|Journal Contributor James
Fincannon is a NASA engineer from Glenn Research Center in
Cleveland, Ohio. He received his Bachelors in Aerospace
Engineering from the Georgia Institute of Technology and
his Masters in Mechanical Engineering from the University
For most of his career, he has focused spacecraft power system design, analytical tool development and analysis. He started this work with the International Space Station in 1985. There, his main contribution was a solar array shadowing analysis tool which has been useful up to this day for projects including Orion/MPCV (Multipurpose Crew Vehicle) and the SEP (Solar Electric Propulsion) vehicle. Later, he worked on power systems for the NASA Goddard Integrated Mission Design Center (IMDC) and NASA Glenn Collaborative Modeling and Parametric Assessment of Space Systems (COMPASS) design center. Also, he worked on Constellation Program power systems for lunar assets including bases, rovers, astronaut suits and landers. In order to better assess solar illumination for polar bases, he developed lunar topography expertise and illumination analysis tools to support the design of solar arrays, batteries and fuel cell systems. This expertise continued to the data collected by the Lunar Reconnaissance Orbiter (LRO) of both high resolution imagery and laser altimetry. As a side benefit to the Constellation work, he wrote a program to look for lunar caves (http://blogs.zooniverse.org/moonzoo/2011/04/11/potential-caves-and-sink-holes-in-copernicus-crater/) and surprisingly found some in the Copernicus Crater.
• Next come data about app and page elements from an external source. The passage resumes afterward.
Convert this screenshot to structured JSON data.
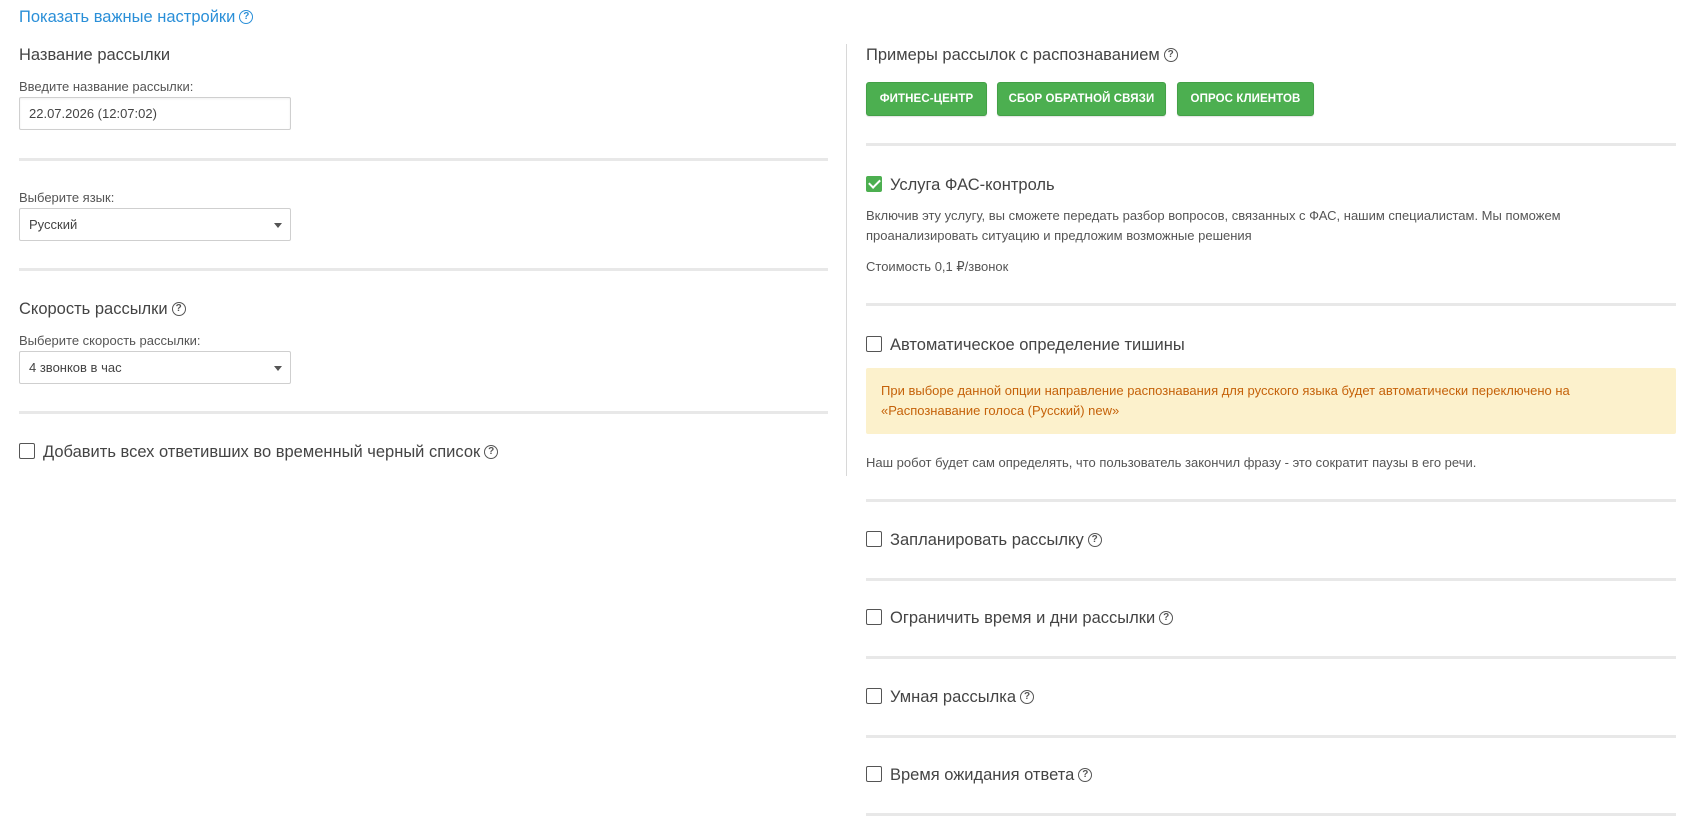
{
  "top_link": {
    "label": "Показать важные настройки"
  },
  "left": {
    "name_section": {
      "title": "Название рассылки",
      "label": "Введите название рассылки:",
      "value": "22.07.2026 (12:07:02)"
    },
    "language_section": {
      "label": "Выберите язык:",
      "selected": "Русский"
    },
    "speed_section": {
      "title": "Скорость рассылки",
      "label": "Выберите скорость рассылки:",
      "selected": "4 звонков в час"
    },
    "blacklist": {
      "label": "Добавить всех ответивших во временный черный список",
      "checked": false
    }
  },
  "right": {
    "examples": {
      "title": "Примеры рассылок с распознаванием",
      "buttons": [
        "ФИТНЕС-ЦЕНТР",
        "СБОР ОБРАТНОЙ СВЯЗИ",
        "ОПРОС КЛИЕНТОВ"
      ]
    },
    "fas": {
      "label": "Услуга ФАС-контроль",
      "checked": true,
      "description_line1": "Включив эту услугу, вы сможете передать разбор вопросов, связанных с ФАС, нашим специалистам. Мы поможем",
      "description_line2": "проанализировать ситуацию и предложим возможные решения",
      "cost": "Стоимость 0,1 ₽/звонок"
    },
    "silence": {
      "label": "Автоматическое определение тишины",
      "checked": false,
      "warning_line1": "При выборе данной опции направление распознавания для русского языка будет автоматически переключено на",
      "warning_line2": "«Распознавание голоса (Русский) new»",
      "description": "Наш робот будет сам определять, что пользователь закончил фразу - это сократит паузы в его речи."
    },
    "options": [
      {
        "label": "Запланировать рассылку",
        "checked": false
      },
      {
        "label": "Ограничить время и дни рассылки",
        "checked": false
      },
      {
        "label": "Умная рассылка",
        "checked": false
      },
      {
        "label": "Время ожидания ответа",
        "checked": false
      }
    ]
  },
  "colors": {
    "link": "#2a8fd8",
    "accent_green": "#4caf50",
    "warning_bg": "#fcf1cc",
    "warning_text": "#c5620a"
  }
}
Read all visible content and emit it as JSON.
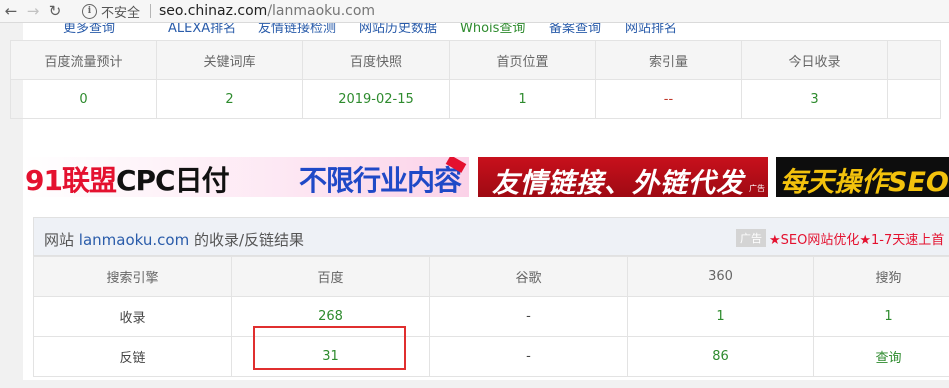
{
  "browser": {
    "security_label": "不安全",
    "url_domain": "seo.chinaz.com",
    "url_path": "/lanmaoku.com"
  },
  "top_links": [
    "更多查询",
    "ALEXA排名",
    "友情链接检测",
    "网站历史数据",
    "Whois查询",
    "备案查询",
    "网站排名"
  ],
  "summary_table": {
    "headers": [
      "百度流量预计",
      "关键词库",
      "百度快照",
      "首页位置",
      "索引量",
      "今日收录"
    ],
    "values": [
      "0",
      "2",
      "2019-02-15",
      "1",
      "--",
      "3"
    ]
  },
  "ads": {
    "ad1_part1": "91联盟",
    "ad1_part2": "CPC日付",
    "ad1_part3": "不限行业内容",
    "ad2_text": "友情链接、外链代发",
    "ad2_mini": "广告",
    "ad3_text": "每天操作SEO"
  },
  "results": {
    "title_prefix": "网站",
    "domain": "lanmaoku.com",
    "title_suffix": "的收录/反链结果",
    "ad_label": "广告",
    "ad_text": "★SEO网站优化★1-7天速上首",
    "headers": [
      "搜索引擎",
      "百度",
      "谷歌",
      "360",
      "搜狗"
    ],
    "rows": [
      {
        "label": "收录",
        "baidu": "268",
        "google": "-",
        "so360": "1",
        "sogou": "1"
      },
      {
        "label": "反链",
        "baidu": "31",
        "google": "-",
        "so360": "86",
        "sogou": "查询"
      }
    ]
  },
  "colors": {
    "green": "#2e8b2e",
    "link_blue": "#2a5caa",
    "highlight_red": "#e02f2f"
  }
}
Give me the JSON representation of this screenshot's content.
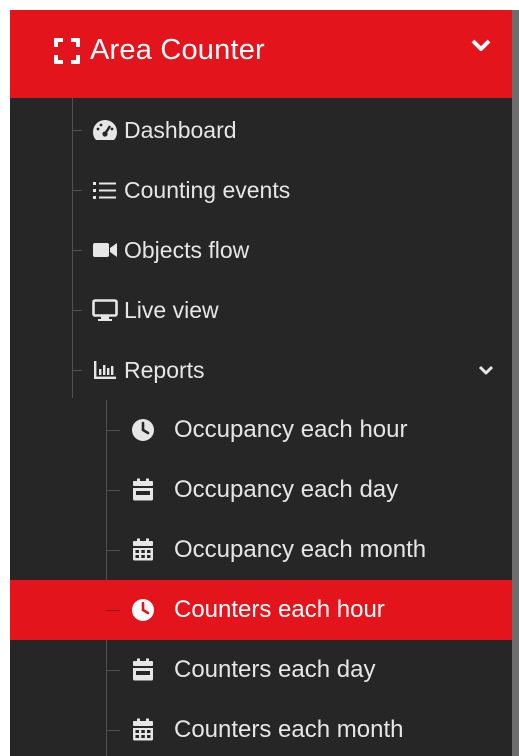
{
  "header": {
    "title": "Area Counter",
    "icon": "focus-brackets-icon",
    "toggle_icon": "chevron-down-icon"
  },
  "menu": {
    "items": [
      {
        "label": "Dashboard",
        "icon": "dashboard-gauge-icon"
      },
      {
        "label": "Counting events",
        "icon": "list-icon"
      },
      {
        "label": "Objects flow",
        "icon": "video-camera-icon"
      },
      {
        "label": "Live view",
        "icon": "monitor-icon"
      },
      {
        "label": "Reports",
        "icon": "bar-chart-icon",
        "expanded": true
      }
    ],
    "reports": [
      {
        "label": "Occupancy each hour",
        "icon": "clock-icon"
      },
      {
        "label": "Occupancy each day",
        "icon": "calendar-day-icon"
      },
      {
        "label": "Occupancy each month",
        "icon": "calendar-month-icon"
      },
      {
        "label": "Counters each hour",
        "icon": "clock-icon",
        "active": true
      },
      {
        "label": "Counters each day",
        "icon": "calendar-day-icon"
      },
      {
        "label": "Counters each month",
        "icon": "calendar-month-icon"
      }
    ]
  },
  "colors": {
    "accent": "#e3141c",
    "sidebar_bg": "#262626",
    "text": "#e6e6e6"
  }
}
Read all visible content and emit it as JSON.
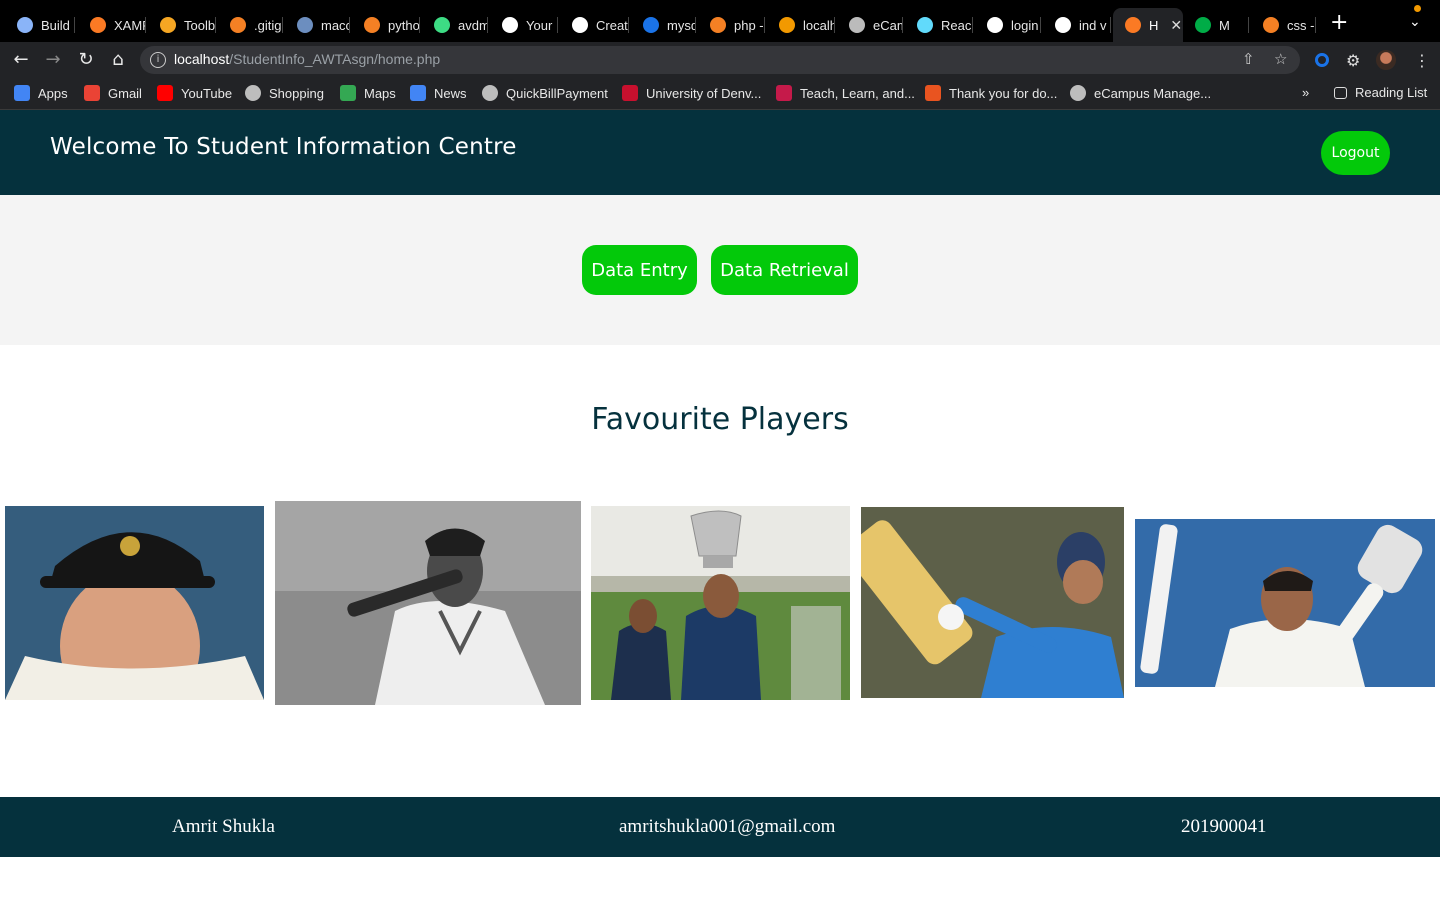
{
  "browser": {
    "tabs": [
      {
        "label": "Build",
        "icon": "globe-icon",
        "color": "#8ab4f8"
      },
      {
        "label": "XAMP",
        "icon": "xampp-icon",
        "color": "#fb7a24"
      },
      {
        "label": "Toolb",
        "icon": "shield-icon",
        "color": "#f5a623"
      },
      {
        "label": ".gitig",
        "icon": "stackoverflow-icon",
        "color": "#f48024"
      },
      {
        "label": "macc",
        "icon": "grid-icon",
        "color": "#6c8ebf"
      },
      {
        "label": "pytho",
        "icon": "stackoverflow-icon",
        "color": "#f48024"
      },
      {
        "label": "avdm",
        "icon": "android-icon",
        "color": "#3ddc84"
      },
      {
        "label": "Your",
        "icon": "github-icon",
        "color": "#ffffff"
      },
      {
        "label": "Creat",
        "icon": "github-icon",
        "color": "#ffffff"
      },
      {
        "label": "mysq",
        "icon": "database-icon",
        "color": "#1a73e8"
      },
      {
        "label": "php -",
        "icon": "stackoverflow-icon",
        "color": "#f48024"
      },
      {
        "label": "localh",
        "icon": "phpmyadmin-icon",
        "color": "#f29900"
      },
      {
        "label": "eCam",
        "icon": "globe-icon",
        "color": "#bbbbbb"
      },
      {
        "label": "Reac",
        "icon": "react-icon",
        "color": "#61dafb"
      },
      {
        "label": "login",
        "icon": "google-icon",
        "color": "#ffffff"
      },
      {
        "label": "ind v",
        "icon": "google-icon",
        "color": "#ffffff"
      },
      {
        "label": "H",
        "icon": "xampp-icon",
        "color": "#fb7a24",
        "active": true
      },
      {
        "label": "M",
        "icon": "meet-icon",
        "color": "#00ac47"
      },
      {
        "label": "css -",
        "icon": "stackoverflow-icon",
        "color": "#f48024"
      }
    ],
    "url_host": "localhost",
    "url_path": "/StudentInfo_AWTAsgn/home.php",
    "bookmarks": [
      {
        "label": "Apps",
        "icon": "apps-grid-icon"
      },
      {
        "label": "Gmail",
        "icon": "gmail-icon"
      },
      {
        "label": "YouTube",
        "icon": "youtube-icon"
      },
      {
        "label": "Shopping",
        "icon": "globe-icon"
      },
      {
        "label": "Maps",
        "icon": "maps-icon"
      },
      {
        "label": "News",
        "icon": "news-icon"
      },
      {
        "label": "QuickBillPayment",
        "icon": "globe-icon"
      },
      {
        "label": "University of Denv...",
        "icon": "university-icon"
      },
      {
        "label": "Teach, Learn, and...",
        "icon": "raspberry-icon"
      },
      {
        "label": "Thank you for do...",
        "icon": "ubuntu-icon"
      },
      {
        "label": "eCampus Manage...",
        "icon": "globe-icon"
      }
    ],
    "more_bookmarks": "»",
    "reading_list": "Reading List"
  },
  "header": {
    "title": "Welcome To Student Information Centre",
    "logout_label": "Logout"
  },
  "actions": {
    "data_entry_label": "Data Entry",
    "data_retrieval_label": "Data Retrieval"
  },
  "players": {
    "title": "Favourite Players"
  },
  "footer": {
    "name": "Amrit Shukla",
    "email": "amritshukla001@gmail.com",
    "id": "201900041"
  },
  "colors": {
    "header_bg": "#05313d",
    "accent_green": "#03c90a",
    "actions_bg": "#f4f4f4"
  }
}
Recently, his shadowing and illumination expertise came in handy for what he thought would be a simple LRO image animation of the shadows at Apollo sites, which he quickly discovered to show, amazingly enough, that at least a few Apollo flags are still "flying"( i.e. held aloft and supported by their poles) after all of these years.